### Description of the task
Each line below with the string "JSON" should be copied.

[[ Available data open ]]

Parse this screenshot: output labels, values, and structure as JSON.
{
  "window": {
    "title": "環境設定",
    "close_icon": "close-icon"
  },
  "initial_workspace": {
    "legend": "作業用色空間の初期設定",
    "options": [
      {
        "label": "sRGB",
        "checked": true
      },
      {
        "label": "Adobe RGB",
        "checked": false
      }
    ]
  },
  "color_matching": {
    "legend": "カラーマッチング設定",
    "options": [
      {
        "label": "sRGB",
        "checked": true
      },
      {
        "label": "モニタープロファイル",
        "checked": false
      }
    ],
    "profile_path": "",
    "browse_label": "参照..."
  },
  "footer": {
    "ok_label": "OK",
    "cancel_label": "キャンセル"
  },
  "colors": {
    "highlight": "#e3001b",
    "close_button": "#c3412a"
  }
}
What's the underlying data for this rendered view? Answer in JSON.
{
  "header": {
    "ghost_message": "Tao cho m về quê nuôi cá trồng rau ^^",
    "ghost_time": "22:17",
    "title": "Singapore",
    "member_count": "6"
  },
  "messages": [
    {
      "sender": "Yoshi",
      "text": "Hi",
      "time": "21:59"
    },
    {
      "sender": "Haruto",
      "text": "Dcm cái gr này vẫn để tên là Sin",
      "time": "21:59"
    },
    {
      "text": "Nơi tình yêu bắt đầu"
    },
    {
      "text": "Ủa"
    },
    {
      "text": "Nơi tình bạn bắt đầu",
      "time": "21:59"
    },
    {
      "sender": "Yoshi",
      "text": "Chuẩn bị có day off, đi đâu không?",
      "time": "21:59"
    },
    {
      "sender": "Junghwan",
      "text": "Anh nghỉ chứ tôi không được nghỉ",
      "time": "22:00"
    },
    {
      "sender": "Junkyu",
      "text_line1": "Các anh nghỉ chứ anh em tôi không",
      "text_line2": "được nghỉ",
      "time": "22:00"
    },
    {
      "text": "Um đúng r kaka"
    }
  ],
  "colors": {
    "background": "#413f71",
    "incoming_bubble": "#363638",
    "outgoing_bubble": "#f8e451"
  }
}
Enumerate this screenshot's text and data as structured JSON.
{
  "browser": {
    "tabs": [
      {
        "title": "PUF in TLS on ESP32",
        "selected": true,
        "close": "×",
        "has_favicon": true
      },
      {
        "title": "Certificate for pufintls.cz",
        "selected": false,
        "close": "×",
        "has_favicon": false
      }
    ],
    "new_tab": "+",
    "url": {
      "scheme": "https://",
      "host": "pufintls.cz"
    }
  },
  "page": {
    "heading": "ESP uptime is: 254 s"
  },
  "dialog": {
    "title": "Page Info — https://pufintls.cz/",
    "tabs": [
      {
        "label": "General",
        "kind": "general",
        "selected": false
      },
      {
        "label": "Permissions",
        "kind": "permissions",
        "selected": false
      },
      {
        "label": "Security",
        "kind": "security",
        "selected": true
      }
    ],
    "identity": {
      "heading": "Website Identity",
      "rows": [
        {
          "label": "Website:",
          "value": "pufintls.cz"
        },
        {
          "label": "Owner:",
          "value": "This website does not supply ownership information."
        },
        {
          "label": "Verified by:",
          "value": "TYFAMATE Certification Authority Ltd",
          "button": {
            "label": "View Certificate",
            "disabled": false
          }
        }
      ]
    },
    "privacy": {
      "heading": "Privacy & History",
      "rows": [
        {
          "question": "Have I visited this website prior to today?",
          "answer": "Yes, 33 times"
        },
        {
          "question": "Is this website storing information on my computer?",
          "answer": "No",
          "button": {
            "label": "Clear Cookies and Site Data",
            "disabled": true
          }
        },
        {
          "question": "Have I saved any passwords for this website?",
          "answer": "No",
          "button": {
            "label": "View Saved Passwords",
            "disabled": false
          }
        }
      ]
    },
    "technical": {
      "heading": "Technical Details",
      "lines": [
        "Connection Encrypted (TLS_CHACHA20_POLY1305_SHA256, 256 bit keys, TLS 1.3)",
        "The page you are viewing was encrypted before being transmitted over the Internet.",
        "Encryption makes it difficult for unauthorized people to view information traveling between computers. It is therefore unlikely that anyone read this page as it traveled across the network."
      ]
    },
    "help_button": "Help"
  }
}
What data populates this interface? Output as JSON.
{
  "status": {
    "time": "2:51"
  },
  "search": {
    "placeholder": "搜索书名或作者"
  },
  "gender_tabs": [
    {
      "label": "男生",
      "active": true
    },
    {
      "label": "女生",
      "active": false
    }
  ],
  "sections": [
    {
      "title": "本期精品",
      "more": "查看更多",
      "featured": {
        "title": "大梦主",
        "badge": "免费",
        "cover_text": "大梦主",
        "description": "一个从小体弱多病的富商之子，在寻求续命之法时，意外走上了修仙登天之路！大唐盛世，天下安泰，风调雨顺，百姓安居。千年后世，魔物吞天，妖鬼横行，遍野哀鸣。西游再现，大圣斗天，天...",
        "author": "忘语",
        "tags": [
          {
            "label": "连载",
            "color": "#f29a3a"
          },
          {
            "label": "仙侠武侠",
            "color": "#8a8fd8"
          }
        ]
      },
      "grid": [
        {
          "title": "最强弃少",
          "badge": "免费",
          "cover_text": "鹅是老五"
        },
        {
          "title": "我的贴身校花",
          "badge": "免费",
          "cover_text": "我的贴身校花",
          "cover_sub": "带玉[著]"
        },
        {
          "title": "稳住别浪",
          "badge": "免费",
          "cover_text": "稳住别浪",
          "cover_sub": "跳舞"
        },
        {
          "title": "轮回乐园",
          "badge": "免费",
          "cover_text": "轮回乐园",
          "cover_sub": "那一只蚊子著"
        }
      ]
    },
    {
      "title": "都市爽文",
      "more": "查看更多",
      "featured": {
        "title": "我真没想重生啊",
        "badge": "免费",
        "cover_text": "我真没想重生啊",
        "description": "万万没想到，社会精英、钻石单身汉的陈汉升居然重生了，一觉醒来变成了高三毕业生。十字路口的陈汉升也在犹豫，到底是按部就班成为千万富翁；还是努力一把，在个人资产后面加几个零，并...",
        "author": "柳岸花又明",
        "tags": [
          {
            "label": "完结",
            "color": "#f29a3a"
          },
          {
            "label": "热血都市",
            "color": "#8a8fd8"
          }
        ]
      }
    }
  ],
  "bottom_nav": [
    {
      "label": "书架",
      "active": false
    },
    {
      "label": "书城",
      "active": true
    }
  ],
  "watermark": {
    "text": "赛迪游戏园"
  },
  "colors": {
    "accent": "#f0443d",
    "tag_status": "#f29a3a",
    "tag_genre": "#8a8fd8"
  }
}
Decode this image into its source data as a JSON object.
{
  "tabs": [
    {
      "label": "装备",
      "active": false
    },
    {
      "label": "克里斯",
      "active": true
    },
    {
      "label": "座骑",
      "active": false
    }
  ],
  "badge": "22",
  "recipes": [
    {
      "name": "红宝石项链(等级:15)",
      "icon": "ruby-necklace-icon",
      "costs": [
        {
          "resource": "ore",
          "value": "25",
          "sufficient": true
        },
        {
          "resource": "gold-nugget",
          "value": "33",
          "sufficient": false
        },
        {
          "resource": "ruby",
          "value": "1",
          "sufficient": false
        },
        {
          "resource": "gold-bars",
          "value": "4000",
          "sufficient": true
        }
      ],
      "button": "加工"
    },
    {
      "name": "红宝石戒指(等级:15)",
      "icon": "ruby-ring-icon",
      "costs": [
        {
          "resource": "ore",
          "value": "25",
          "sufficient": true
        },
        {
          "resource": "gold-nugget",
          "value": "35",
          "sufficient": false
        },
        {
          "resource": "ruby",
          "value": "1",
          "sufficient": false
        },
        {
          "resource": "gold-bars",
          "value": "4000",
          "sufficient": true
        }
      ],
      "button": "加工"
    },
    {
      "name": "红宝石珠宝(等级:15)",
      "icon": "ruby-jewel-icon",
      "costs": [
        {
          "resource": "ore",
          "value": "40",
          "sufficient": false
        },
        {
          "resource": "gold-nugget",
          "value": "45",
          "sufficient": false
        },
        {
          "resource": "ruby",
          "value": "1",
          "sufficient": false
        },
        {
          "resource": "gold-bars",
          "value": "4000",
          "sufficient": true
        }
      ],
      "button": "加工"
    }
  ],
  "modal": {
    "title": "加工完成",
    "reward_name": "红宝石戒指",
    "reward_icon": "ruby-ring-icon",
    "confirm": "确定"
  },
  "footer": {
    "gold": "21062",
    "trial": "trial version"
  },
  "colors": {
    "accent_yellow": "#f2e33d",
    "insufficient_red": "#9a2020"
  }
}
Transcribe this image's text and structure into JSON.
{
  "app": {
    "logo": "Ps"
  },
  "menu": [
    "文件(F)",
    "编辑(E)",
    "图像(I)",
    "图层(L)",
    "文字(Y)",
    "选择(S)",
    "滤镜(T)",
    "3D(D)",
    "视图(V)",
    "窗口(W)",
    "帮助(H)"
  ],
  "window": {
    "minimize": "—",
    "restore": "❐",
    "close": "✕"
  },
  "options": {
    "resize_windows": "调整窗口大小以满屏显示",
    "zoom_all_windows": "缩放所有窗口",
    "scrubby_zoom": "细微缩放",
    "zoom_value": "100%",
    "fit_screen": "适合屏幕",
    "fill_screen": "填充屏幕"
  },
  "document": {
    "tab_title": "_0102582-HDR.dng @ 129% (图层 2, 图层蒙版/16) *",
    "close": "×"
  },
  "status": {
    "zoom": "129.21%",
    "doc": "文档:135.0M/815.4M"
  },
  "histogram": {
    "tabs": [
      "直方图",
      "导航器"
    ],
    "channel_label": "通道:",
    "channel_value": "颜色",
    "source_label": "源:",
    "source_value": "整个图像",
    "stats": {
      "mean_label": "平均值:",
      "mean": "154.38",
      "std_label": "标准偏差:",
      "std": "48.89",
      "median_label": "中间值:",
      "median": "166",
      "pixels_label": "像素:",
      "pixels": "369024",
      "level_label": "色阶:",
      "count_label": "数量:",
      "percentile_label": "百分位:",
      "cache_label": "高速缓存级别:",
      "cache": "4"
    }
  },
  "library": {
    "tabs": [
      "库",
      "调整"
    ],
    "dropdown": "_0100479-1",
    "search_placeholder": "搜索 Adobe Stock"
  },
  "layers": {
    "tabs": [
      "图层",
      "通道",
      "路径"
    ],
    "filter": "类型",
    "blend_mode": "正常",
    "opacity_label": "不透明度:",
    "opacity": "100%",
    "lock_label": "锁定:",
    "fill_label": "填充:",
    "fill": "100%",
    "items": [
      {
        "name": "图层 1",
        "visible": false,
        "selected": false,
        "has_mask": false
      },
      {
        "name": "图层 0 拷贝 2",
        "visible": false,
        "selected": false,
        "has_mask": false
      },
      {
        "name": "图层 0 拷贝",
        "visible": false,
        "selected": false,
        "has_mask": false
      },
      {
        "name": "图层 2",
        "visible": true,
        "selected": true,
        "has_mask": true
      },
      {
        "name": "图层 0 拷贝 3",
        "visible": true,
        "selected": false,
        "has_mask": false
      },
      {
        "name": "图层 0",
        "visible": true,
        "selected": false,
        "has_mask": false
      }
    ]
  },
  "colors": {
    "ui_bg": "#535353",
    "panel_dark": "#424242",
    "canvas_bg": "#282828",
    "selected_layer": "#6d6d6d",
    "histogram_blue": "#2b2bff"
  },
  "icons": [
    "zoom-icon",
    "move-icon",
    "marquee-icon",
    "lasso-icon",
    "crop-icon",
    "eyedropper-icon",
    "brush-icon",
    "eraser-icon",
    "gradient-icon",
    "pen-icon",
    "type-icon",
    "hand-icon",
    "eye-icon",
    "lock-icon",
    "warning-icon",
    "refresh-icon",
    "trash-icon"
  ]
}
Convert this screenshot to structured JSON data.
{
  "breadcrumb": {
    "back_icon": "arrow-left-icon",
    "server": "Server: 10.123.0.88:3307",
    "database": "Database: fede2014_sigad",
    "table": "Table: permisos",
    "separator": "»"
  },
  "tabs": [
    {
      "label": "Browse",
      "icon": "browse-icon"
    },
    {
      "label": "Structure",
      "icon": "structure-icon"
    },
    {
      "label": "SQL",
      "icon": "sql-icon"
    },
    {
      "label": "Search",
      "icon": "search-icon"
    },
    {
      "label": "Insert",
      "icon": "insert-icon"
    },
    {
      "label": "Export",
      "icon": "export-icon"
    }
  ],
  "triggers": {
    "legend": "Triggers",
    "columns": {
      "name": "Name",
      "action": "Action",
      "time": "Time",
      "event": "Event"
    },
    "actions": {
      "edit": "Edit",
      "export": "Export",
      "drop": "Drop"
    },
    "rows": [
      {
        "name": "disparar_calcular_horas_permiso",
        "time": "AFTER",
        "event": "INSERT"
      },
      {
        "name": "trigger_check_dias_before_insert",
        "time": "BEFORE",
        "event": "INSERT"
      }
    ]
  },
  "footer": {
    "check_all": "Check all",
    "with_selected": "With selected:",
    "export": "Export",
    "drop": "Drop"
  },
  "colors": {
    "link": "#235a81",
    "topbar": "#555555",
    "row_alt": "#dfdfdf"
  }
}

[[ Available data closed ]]

### Exercise answer
Parse this screenshot: output labels, values, and structure as JSON.
What's the underlying data for this rendered view? Answer in JSON.
Enumerate this screenshot's text and data as structured JSON.
What data populates this interface? Output as JSON.
Decode this image into its source data as a JSON object.
Transcribe this image's text and structure into JSON.
Convert this screenshot to structured JSON data.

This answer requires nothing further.